* _What is being asked_
What you hand back must match the listing exactly.
*** Opening Material shown ***
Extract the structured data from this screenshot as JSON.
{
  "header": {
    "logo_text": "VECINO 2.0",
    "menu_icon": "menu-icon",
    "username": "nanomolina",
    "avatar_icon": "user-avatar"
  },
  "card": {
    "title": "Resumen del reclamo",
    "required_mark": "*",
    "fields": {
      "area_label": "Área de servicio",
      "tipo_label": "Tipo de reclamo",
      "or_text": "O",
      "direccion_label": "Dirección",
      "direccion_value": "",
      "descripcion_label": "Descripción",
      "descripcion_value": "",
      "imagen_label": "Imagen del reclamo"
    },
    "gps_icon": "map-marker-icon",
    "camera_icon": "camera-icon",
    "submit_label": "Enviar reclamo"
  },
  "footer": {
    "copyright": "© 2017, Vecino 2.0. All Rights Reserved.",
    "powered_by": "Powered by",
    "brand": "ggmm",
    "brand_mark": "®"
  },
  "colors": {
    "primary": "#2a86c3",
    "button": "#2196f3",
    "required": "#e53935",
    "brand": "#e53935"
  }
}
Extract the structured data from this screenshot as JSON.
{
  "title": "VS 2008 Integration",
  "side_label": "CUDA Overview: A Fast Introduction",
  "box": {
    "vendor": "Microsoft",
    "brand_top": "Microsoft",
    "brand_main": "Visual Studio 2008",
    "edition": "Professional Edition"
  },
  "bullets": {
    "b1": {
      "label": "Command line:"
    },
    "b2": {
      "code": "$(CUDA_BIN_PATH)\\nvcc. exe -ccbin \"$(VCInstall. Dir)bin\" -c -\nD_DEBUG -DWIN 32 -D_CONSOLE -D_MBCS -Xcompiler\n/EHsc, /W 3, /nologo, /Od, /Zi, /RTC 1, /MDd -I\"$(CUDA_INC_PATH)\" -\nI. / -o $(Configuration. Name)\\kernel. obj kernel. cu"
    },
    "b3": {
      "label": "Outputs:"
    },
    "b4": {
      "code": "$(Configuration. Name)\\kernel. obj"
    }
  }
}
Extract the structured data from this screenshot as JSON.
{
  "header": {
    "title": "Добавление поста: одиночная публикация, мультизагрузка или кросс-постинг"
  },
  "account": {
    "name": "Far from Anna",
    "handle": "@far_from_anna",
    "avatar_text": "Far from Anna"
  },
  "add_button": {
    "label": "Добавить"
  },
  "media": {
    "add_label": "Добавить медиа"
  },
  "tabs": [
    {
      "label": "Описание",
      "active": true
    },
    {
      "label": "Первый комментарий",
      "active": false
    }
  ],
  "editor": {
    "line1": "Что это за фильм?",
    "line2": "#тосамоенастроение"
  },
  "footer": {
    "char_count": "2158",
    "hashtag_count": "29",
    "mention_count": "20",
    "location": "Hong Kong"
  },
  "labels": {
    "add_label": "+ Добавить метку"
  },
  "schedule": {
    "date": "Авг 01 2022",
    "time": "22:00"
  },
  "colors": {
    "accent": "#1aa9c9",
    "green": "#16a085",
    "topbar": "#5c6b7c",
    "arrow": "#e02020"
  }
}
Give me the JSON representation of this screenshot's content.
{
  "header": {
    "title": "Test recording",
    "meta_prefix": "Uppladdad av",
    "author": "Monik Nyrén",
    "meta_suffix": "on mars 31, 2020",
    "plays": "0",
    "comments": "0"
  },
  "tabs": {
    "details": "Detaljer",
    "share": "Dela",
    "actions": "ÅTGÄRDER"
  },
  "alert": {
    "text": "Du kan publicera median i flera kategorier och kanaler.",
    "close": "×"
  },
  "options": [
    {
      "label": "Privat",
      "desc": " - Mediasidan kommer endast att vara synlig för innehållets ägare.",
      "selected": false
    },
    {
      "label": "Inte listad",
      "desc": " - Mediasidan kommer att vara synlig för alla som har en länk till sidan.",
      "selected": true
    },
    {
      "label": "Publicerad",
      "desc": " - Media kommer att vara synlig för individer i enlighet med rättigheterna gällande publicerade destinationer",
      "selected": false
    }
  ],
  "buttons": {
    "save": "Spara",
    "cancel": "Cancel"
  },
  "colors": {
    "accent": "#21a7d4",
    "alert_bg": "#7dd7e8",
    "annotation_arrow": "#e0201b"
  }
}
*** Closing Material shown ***
* _Exercise solution_
Extract the structured data from this screenshot as JSON.
{
  "header": {
    "logo_text": "VECINO 2.0",
    "menu_icon": "menu-icon",
    "username": "nanomolina",
    "avatar_icon": "user-avatar"
  },
  "card": {
    "title": "Resumen del reclamo",
    "required_mark": "*",
    "fields": {
      "area_label": "Área de servicio",
      "tipo_label": "Tipo de reclamo",
      "or_text": "O",
      "direccion_label": "Dirección",
      "direccion_value": "",
      "descripcion_label": "Descripción",
      "descripcion_value": "",
      "imagen_label": "Imagen del reclamo"
    },
    "gps_icon": "map-marker-icon",
    "camera_icon": "camera-icon",
    "submit_label": "Enviar reclamo"
  },
  "footer": {
    "copyright": "© 2017, Vecino 2.0. All Rights Reserved.",
    "powered_by": "Powered by",
    "brand": "ggmm",
    "brand_mark": "®"
  },
  "colors": {
    "primary": "#2a86c3",
    "button": "#2196f3",
    "required": "#e53935",
    "brand": "#e53935"
  }
}
Extract the structured data from this screenshot as JSON.
{
  "title": "VS 2008 Integration",
  "side_label": "CUDA Overview: A Fast Introduction",
  "box": {
    "vendor": "Microsoft",
    "brand_top": "Microsoft",
    "brand_main": "Visual Studio 2008",
    "edition": "Professional Edition"
  },
  "bullets": {
    "b1": {
      "label": "Command line:"
    },
    "b2": {
      "code": "$(CUDA_BIN_PATH)\\nvcc. exe -ccbin \"$(VCInstall. Dir)bin\" -c -\nD_DEBUG -DWIN 32 -D_CONSOLE -D_MBCS -Xcompiler\n/EHsc, /W 3, /nologo, /Od, /Zi, /RTC 1, /MDd -I\"$(CUDA_INC_PATH)\" -\nI. / -o $(Configuration. Name)\\kernel. obj kernel. cu"
    },
    "b3": {
      "label": "Outputs:"
    },
    "b4": {
      "code": "$(Configuration. Name)\\kernel. obj"
    }
  }
}
Extract the structured data from this screenshot as JSON.
{
  "header": {
    "title": "Добавление поста: одиночная публикация, мультизагрузка или кросс-постинг"
  },
  "account": {
    "name": "Far from Anna",
    "handle": "@far_from_anna",
    "avatar_text": "Far from Anna"
  },
  "add_button": {
    "label": "Добавить"
  },
  "media": {
    "add_label": "Добавить медиа"
  },
  "tabs": [
    {
      "label": "Описание",
      "active": true
    },
    {
      "label": "Первый комментарий",
      "active": false
    }
  ],
  "editor": {
    "line1": "Что это за фильм?",
    "line2": "#тосамоенастроение"
  },
  "footer": {
    "char_count": "2158",
    "hashtag_count": "29",
    "mention_count": "20",
    "location": "Hong Kong"
  },
  "labels": {
    "add_label": "+ Добавить метку"
  },
  "schedule": {
    "date": "Авг 01 2022",
    "time": "22:00"
  },
  "colors": {
    "accent": "#1aa9c9",
    "green": "#16a085",
    "topbar": "#5c6b7c",
    "arrow": "#e02020"
  }
}
Give me the JSON representation of this screenshot's content.
{
  "header": {
    "title": "Test recording",
    "meta_prefix": "Uppladdad av",
    "author": "Monik Nyrén",
    "meta_suffix": "on mars 31, 2020",
    "plays": "0",
    "comments": "0"
  },
  "tabs": {
    "details": "Detaljer",
    "share": "Dela",
    "actions": "ÅTGÄRDER"
  },
  "alert": {
    "text": "Du kan publicera median i flera kategorier och kanaler.",
    "close": "×"
  },
  "options": [
    {
      "label": "Privat",
      "desc": " - Mediasidan kommer endast att vara synlig för innehållets ägare.",
      "selected": false
    },
    {
      "label": "Inte listad",
      "desc": " - Mediasidan kommer att vara synlig för alla som har en länk till sidan.",
      "selected": true
    },
    {
      "label": "Publicerad",
      "desc": " - Media kommer att vara synlig för individer i enlighet med rättigheterna gällande publicerade destinationer",
      "selected": false
    }
  ],
  "buttons": {
    "save": "Spara",
    "cancel": "Cancel"
  },
  "colors": {
    "accent": "#21a7d4",
    "alert_bg": "#7dd7e8",
    "annotation_arrow": "#e0201b"
  }
}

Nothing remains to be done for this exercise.